Component data from apps and pages
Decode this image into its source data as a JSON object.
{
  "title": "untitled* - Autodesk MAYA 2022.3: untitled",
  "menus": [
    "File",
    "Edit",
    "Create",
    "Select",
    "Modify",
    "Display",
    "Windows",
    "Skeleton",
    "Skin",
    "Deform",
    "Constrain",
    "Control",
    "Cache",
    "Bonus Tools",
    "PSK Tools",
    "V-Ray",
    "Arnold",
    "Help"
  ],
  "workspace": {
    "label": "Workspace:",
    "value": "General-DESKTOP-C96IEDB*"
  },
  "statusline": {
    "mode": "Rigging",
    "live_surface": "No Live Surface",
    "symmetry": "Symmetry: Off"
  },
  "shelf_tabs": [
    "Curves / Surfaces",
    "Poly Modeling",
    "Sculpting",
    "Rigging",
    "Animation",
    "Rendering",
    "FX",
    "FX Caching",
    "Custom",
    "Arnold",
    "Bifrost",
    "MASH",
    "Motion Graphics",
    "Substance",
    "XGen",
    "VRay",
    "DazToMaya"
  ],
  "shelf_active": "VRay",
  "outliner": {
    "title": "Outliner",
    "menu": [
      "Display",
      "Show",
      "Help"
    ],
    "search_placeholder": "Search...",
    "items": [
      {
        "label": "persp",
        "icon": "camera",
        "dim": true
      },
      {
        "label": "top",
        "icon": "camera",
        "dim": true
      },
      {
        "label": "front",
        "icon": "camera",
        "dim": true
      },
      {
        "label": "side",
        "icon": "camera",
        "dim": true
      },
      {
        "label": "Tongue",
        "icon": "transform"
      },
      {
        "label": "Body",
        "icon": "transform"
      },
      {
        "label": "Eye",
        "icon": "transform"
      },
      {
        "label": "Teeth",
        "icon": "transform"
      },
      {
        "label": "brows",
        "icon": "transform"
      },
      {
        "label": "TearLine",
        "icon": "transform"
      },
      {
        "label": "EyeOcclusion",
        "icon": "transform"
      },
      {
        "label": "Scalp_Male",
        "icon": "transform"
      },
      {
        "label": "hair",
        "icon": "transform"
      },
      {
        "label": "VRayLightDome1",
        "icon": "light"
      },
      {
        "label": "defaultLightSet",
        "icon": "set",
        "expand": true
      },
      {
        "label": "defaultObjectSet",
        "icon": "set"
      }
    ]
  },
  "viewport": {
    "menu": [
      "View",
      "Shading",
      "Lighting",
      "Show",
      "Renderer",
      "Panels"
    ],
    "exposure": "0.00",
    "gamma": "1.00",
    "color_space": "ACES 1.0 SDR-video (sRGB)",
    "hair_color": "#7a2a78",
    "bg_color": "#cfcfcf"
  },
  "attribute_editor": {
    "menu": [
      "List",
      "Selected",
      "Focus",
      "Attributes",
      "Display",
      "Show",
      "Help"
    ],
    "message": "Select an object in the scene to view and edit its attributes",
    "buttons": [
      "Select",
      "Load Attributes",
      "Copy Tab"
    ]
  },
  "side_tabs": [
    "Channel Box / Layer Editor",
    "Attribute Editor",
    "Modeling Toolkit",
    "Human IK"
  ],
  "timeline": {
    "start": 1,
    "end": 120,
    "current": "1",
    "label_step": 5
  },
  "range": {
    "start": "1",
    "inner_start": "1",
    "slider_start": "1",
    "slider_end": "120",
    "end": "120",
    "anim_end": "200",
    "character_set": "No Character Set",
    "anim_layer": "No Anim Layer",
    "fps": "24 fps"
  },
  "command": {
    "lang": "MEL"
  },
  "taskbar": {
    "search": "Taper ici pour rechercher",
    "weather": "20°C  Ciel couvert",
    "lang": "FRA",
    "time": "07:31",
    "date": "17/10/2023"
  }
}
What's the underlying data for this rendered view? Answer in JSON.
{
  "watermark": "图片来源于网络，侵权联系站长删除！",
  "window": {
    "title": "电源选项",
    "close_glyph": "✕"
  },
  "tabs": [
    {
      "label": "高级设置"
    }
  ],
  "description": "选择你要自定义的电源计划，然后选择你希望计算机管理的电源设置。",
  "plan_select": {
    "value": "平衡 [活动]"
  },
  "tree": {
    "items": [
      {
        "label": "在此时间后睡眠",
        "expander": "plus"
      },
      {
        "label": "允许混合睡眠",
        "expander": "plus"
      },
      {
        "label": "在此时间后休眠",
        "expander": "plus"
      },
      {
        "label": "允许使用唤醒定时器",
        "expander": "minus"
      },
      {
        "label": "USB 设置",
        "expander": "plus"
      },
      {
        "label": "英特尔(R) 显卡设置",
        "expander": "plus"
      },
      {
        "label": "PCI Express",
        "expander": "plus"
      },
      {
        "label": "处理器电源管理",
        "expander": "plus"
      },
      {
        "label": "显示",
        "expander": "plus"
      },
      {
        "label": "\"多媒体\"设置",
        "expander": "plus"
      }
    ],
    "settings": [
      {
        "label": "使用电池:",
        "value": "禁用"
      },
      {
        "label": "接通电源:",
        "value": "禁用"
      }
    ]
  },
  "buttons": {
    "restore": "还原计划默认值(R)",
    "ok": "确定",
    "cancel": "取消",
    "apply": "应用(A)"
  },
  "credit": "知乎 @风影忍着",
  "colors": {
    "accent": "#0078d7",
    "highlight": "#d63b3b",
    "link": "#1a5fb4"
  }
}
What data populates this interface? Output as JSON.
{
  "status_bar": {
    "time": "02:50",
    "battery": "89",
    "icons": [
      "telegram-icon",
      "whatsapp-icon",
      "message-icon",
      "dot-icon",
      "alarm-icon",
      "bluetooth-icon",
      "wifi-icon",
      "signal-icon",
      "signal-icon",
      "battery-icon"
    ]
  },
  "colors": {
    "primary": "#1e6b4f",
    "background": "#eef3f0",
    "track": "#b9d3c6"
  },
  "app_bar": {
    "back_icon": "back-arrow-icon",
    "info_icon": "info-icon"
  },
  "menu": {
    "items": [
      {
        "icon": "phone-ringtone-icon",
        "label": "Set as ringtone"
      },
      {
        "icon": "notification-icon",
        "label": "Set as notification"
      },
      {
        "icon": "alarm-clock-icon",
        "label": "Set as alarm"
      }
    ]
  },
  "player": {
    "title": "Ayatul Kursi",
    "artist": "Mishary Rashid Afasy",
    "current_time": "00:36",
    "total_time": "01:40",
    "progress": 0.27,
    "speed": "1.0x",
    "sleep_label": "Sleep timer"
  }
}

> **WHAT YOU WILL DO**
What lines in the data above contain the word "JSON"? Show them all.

> **RESPONSE AREA**
Decode this image into its source data as a JSON object.
What's the underlying data for this rendered view? Answer in JSON.
What data populates this interface? Output as JSON.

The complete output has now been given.